Friday, August 17, 2007

Left-right convergence and reactionary anti-capitalism

Rob Augman at ZNet on anti-G8 mobilisation [via 3wf]
Contemporary social conflicts, a widespread sense of alienation, deep feelings of powerlessness, and the increasing intensity of violent conflict sets off a whole host of resentments and oppositions to the global situation that are not emancipatory. Many people who are deeply dissatisfied with the global political and economic order do not gravitate towards progressive or social justice organizations. The rise of racist, nationalist, fundamentalist and other forms of reactionary politics emerge as responses to the global situation as well, and they compete for power and influence on the same social terrain of those on the Left. These are present in the discourses, policies and politics in struggles around globalization/anti-globalization as well, and were therefore are present in the mobilization against the G8 this year.

In Germany, with its history of National Socialism as well as uprisings of neo-Nazism and nationalism after the fall of the Berlin Wall, the left must struggle with and position itself against critiques of “the new world order,” of “globalization,” and even of “capitalism,” from non-emancipatory positions, including those from the (far) Right. Such non-emancipatory critiques range widely, from proponents of economic protectionism and political isolationism (which can be seen in Right-wing anti-war positions), to the cultural field of “preserving cultural uniqueness from commercialism,” all the way to the far Right and its attempts to solve social questions in hyper-nationalist ways.

The scale of right-wing involvement in anti-globalization politics, or broader sentiments of reactionary anti-capitalism, present facts that have not gone ignored by some on the German Left and can be seen present in the anti-G8 mobilization, whether against the far-Right, the state, or as self-criticism of our own social movements.


Noga said...

"Many people who are deeply dissatisfied with the global political and economic order do not gravitate towards progressive or social justice organizations."

Maybe because they intuitively sense that most "progressive" organizations are not really interested in universal social justice but rather push for particularist causes.

Michael Ignatieff, in his book “Human Rights as Politics and Idolatry” writes:

“Global human rights consciousness, moreover, does not necessarily imply that the groups defending human rights actually believe the same things. Many of these NGO’s espouse the universalist language of human rights but actually use it to defend highly particularist causes: the rights of particular national groups or minorities or classes or persons… The problem is that particularism conflicts with universalism at the point at which one’s commitment to a group leads one to countenance human rights violations towards another group.”
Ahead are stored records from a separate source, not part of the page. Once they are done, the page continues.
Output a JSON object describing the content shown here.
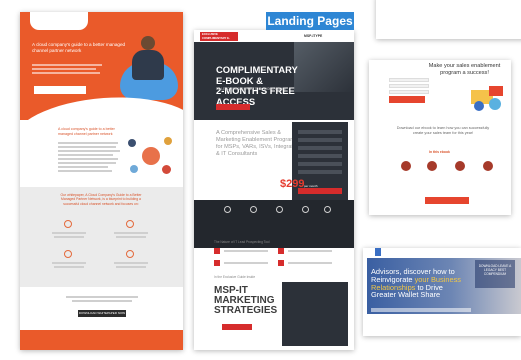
{
  "badge": {
    "label": "Landing Pages"
  },
  "left_page": {
    "hero_title": "A cloud company's guide to a better managed channel partner network",
    "section_title": "A cloud company's guide to a better managed channel partner network",
    "gray_title": "Our whitepaper, A Cloud Company's Guide to a Better Managed Partner Network, is a blueprint to building a successful cloud channel network and focuses on:",
    "cta_button": "DOWNLOAD WHITEPAPER NOW"
  },
  "middle_page": {
    "logo_text": "EXCLUSIVE COMPLIMENTARY E-BOOK",
    "nav_text": "MSP-ITYPE",
    "hero_title_line1": "COMPLIMENTARY",
    "hero_title_line2": "E-BOOK &",
    "hero_title_line3": "2-MONTH'S FREE ACCESS",
    "hero_sub": "TO LEAD PROSPECTING TOOL WORTH $1000",
    "body_text": "A Comprehensive Sales & Marketing Enablement Program for MSPs, VARs, ISVs, Integrators & IT Consultants",
    "price_label": "Great value starting at",
    "price": "$299",
    "price_tail": "per month",
    "section2_head": "The Nature of IT Lead Prospecting Tool",
    "section3_head": "In the Exclusive Guide Inside",
    "msp_title": "MSP-IT MARKETING STRATEGIES"
  },
  "right_top_page": {
    "title": "Make your sales enablement program a success!",
    "download_text": "Download our ebook to learn how you can successfully create your sales team for this year!",
    "inside_label": "In this ebook"
  },
  "right_bottom_page": {
    "hero_title_a": "Advisors, discover how to Reinvigorate",
    "hero_title_b": "your Business Relationships",
    "hero_title_c": "to Drive Greater Wallet Share",
    "download_box": "DOWNLOAD LEAVE A LEGACY BEST COMPENDIUM"
  }
}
Ignatieff is claiming here that a noble term which was supposed to uphold an ideal of universal justice, the kind that safeguards the equity and inviolability of all human beings, has been devalued by different interest groups to the point where it is nearly worthless. Politicization of an ethical principle can only lead to the kind of confused, dislocated application of the term “Human rights”, where some NGO’s use it to justify their support of terrorist activities or at least "sympathy" for such activities.

Jim Denham said...

I hate to be an old bore (but I can't help it): Marx made exactly that point in the 1880's, in the "Communist Manifesto" - sepecially Section III, "Socialist and Communist Literature", dealing with "Reactionary Socialism", "Feudal Socialism", etc. It is truly astonishing how many professed "r-r-revolutionaries" turn out not to have read this most accessible of Marx's works.